The 1st November, I checked one Grass Owl's (more exactly Eastern Grass Owl Tyto longimembris) site along the Red River, not far from Hanoi. I found a breeding pair, with the nest located EXACTLY at the same place than the one of last year (in which they had successfully raised 5 chicks) ! This seasonnally flooded area is large, and they had many other possibilities but they chose to come back to the old place. Pretty amazing!
The second thing worth noting is that the nest already contain chicks, 5 at least (eldest one around 20 days). So, the breeding season started much earlier (c.1 month and half) than last year. If everything is OK, those chicks will leave the nest before Christmas ; last year, it was after the Têt (Vietnamese New Year) i.e. early February (for the youngest chicks). Fledging is at about 2 months.

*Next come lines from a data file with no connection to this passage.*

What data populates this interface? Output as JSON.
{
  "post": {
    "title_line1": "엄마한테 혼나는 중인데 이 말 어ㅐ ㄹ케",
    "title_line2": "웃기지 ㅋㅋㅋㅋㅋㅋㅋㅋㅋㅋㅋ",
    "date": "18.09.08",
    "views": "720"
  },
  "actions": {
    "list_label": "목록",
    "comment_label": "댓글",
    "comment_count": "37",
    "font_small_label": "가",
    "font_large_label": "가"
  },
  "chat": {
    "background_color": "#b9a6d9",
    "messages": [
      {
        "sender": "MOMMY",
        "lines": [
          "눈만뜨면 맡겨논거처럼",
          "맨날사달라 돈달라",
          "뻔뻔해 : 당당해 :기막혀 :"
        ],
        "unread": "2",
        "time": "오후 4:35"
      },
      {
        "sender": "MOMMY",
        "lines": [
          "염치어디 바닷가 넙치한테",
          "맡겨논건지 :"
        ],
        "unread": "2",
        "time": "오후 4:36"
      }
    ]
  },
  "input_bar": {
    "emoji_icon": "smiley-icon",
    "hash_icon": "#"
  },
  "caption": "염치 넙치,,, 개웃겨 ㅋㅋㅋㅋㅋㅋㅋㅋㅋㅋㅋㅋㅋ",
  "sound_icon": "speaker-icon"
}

This area was still flooded at the beginning of August. Considering the fact that the female started laying eggs in early September (incubation is thought to be around 42 days), this pair reoccupied the site very quickly - and the rodents also I guess !- after flood withdrawal. Where were those owls during the flooding season ? An interesting question...
The two adults were with the chicks. When I flushed them, one flew about 20 meters and landed. The other one (photos) turned few seconds around to look at the intruder - maybe the female.
The legs are very long compared with the Barn Owl ; an adaptation for hunting rodents in tall grass. In flight, the whole length of the toes extending beyond the tail feathers.
The nest is a simple platform of trampled grasses, well enveloped by the surrounding grass, with a semi-covered entrance + some tunnels - from where the adults sometimes escape when disturbed.
The youngest chick (less than 1 week old I think) is almost in the centre of the photo (only the head is visible).
Fire in a Grass Owl's site (november 2012). Human-caused fires are the main threat in my area. Farmers begin to burn grasses in October-November, sometimes for obscure reasons (not for cultivation).
Last year, one nest was destroyed by fire during the incubation.